The key to getting it right is constant monitoring of the consistency of the pasta while it’s cooking, which is why Oretta and Maureen don’t always approve of the more contemporary vogue of uniting pasta and sauce in a skillet, let alone risotto-style pasta. As they point out, pasta continues to cook for at least 30 seconds after being drained. If it is tossed in the pan with the sauce or if served directly in the pan, it can continue for even longer. No self-respecting Italian wants to commit the culinary sin of pasta scotta, meaning overcooked pasta. For this reason, Oretta and Maureen, generally instruct readers in their recipes to either immediately transfer drained pasta or pasta that’s been tossed in a skillet to a heated serving bowl and top it with the sauce then.
I have two pieces of advice to avoid overcooking the pasta. Firstly, start tasting the pasta at regular intervals as the suggested cooking time approaches. For example, I use ditaloni which would normally take 9 minutes to cook. With the risotto-style method, I’ve found I need to allow about 3 more minutes till it’s perfectly al dente but I still check to taste, just in case. Secondly, as soon as the pasta has just the right amount of bite, immediately transfer the pasta to a heated serving dish. You can do this by placing your serving bowl or platter in an oven set to its lowest temperature (mine is 50 º C) for a few minutes just before serving. If an oven is not practical, simply place your serving bowl on top of your warm skillet just before use.
Ingredients (serves 4)
- 2 litres water
- 20 g coarse sea salt

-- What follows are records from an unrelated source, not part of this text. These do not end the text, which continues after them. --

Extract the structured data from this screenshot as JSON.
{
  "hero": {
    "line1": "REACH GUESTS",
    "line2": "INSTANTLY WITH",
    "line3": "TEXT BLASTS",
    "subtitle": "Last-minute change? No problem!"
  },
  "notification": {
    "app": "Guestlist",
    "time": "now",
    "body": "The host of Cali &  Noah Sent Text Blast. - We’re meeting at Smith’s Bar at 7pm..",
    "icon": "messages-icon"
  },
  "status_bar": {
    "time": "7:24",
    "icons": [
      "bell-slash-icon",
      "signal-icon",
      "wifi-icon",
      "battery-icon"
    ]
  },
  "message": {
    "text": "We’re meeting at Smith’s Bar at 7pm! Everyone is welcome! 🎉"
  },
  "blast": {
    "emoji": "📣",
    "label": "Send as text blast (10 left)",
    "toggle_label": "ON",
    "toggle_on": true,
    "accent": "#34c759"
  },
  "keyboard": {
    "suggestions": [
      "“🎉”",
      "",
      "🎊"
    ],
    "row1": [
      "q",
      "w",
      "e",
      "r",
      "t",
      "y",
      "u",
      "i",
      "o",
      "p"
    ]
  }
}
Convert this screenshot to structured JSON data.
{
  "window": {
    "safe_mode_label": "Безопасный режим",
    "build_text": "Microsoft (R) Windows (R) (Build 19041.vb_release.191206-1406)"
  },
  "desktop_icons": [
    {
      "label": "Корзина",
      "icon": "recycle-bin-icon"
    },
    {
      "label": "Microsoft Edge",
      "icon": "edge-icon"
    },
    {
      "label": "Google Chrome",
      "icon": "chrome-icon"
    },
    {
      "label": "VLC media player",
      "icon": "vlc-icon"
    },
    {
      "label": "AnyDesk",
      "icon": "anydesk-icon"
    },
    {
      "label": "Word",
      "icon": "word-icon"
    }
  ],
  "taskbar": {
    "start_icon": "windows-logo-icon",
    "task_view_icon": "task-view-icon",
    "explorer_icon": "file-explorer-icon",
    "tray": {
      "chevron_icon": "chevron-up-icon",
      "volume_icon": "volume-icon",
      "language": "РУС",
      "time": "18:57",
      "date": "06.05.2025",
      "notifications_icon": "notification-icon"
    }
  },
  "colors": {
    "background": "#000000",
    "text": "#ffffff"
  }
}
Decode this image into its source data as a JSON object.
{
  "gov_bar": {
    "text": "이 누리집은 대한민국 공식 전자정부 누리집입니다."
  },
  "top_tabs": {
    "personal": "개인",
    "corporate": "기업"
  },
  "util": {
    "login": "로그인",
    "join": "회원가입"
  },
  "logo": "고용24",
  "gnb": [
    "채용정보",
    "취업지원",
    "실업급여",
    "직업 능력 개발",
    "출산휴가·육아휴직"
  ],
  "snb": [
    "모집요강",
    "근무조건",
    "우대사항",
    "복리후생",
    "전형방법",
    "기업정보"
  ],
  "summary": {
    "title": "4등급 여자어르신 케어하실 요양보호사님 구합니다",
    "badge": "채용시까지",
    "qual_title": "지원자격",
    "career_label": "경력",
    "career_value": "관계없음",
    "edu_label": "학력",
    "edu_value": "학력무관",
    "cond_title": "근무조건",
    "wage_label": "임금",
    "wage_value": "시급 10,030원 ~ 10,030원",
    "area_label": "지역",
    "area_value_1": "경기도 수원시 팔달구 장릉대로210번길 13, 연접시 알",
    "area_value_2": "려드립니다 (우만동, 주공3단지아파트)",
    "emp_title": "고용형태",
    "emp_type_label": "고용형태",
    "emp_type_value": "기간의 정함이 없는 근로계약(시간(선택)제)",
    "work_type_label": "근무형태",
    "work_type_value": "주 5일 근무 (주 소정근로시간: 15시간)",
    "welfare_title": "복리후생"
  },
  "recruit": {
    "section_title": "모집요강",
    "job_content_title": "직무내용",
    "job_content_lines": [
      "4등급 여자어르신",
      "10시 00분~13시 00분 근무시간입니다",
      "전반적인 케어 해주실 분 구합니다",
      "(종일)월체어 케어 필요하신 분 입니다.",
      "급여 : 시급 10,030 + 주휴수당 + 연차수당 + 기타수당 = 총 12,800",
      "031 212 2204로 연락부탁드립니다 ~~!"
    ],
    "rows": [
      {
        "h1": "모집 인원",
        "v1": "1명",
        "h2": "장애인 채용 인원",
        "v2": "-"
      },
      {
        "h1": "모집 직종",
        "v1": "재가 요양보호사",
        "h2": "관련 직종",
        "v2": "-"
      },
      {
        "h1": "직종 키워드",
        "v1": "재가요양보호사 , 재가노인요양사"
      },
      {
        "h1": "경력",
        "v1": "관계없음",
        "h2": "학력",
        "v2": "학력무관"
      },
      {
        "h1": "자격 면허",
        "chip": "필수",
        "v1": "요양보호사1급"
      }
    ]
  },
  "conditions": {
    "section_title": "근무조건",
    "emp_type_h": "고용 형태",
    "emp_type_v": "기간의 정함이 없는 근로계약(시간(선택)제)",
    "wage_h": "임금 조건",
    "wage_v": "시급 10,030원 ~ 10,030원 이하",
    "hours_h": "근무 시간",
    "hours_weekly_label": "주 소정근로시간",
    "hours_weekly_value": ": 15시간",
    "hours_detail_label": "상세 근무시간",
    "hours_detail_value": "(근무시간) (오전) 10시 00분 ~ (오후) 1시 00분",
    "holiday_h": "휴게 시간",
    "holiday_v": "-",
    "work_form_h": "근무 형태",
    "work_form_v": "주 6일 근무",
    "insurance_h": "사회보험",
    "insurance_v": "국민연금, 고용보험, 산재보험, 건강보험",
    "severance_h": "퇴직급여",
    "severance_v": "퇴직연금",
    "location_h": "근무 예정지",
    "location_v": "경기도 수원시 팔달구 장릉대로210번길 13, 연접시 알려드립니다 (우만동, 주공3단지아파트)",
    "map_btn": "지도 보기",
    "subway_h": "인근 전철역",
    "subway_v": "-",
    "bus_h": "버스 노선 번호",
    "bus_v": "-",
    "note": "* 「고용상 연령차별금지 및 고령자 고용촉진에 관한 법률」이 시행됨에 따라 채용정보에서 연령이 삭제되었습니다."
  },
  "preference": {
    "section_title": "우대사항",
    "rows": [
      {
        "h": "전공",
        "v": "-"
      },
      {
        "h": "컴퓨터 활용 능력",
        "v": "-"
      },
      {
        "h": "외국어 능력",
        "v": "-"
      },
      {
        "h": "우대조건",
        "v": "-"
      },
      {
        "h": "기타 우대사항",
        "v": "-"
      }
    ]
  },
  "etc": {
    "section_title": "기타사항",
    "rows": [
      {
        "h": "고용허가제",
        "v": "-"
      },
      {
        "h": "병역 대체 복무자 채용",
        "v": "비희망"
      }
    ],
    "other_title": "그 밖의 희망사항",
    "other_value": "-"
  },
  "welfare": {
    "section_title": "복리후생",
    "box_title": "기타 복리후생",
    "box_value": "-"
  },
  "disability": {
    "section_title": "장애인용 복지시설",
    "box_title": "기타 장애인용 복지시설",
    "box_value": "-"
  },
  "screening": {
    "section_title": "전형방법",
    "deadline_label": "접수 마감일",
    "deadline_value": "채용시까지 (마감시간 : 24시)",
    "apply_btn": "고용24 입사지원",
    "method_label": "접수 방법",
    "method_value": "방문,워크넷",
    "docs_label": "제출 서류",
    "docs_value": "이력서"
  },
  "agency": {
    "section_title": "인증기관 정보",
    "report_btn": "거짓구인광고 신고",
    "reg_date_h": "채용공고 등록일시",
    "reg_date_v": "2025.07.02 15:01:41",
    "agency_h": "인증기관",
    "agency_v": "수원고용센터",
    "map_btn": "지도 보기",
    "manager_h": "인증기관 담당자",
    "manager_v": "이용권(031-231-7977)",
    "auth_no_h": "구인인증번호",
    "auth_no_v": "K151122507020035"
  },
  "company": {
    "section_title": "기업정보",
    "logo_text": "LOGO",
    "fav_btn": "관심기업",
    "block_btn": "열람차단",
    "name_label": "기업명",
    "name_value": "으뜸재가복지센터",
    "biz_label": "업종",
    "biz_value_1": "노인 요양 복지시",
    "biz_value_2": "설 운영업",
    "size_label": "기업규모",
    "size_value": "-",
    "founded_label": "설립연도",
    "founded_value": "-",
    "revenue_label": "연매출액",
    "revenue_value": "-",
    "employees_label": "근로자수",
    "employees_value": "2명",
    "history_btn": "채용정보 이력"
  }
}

- 300 g freshly podded peas (2)
- 60 mL extra virgin olive oil
- 60 g diced pancetta (guanciale or prosciutto crudo can also work)
- 1 large spring onion, minced
- 320 g ditaloni (also known as tubetti) pasta
- fine sea salt, to taste
- a handful of mint leaves, washed and dried
- freshly ground black pepper, to serve
- freshly grated Parmigiano Reggiano or Grana Padano, to serve
In a large saucepan, bring 2 litres of water to boil and add 20 g of coarse sea salt.
Meanwhile, gently heat the olive oil in a wide copper or aluminium skillet. Add the minced onion and diced pancetta and saute until the onion is softened and translucent, about 6-7 minutes. Add the peas, half a ladleful of the salted boiling water and cover, leaving to cook for 10-15 minutes (5-10 minutes if using frozen peas). Uncover the lid, raise the heat to high, add the pasta and enough salted boiling water to just cover the peas and pasta (I usually need about half a litre).
Reduce the heat to medium and cook the risotto-style pasta by adding small amounts of boiling hot water at a time, ensuring that the pasta and peas have absorbed most of the liquid before adding more. Stir constantly, using a girariso or a wooden spoon with a hole. Continue this way until the pasta feels al dente. This could happen anytime between the 9 to 13 minute cooking mark.
Taste for salt and season accordingly. You probably won’t need much if using salty pancetta. Transfer the pasta risottata to a heated serving dish, add some grated cheese, a generous grinding of black pepper and some torn mint leaves. Toss gently and serve immediately.
- You’ll need 1 kilo of peas in their pods to get a yield of 300 g of fresh peas. If using frozen peas, you’re better off using about 400 g of these.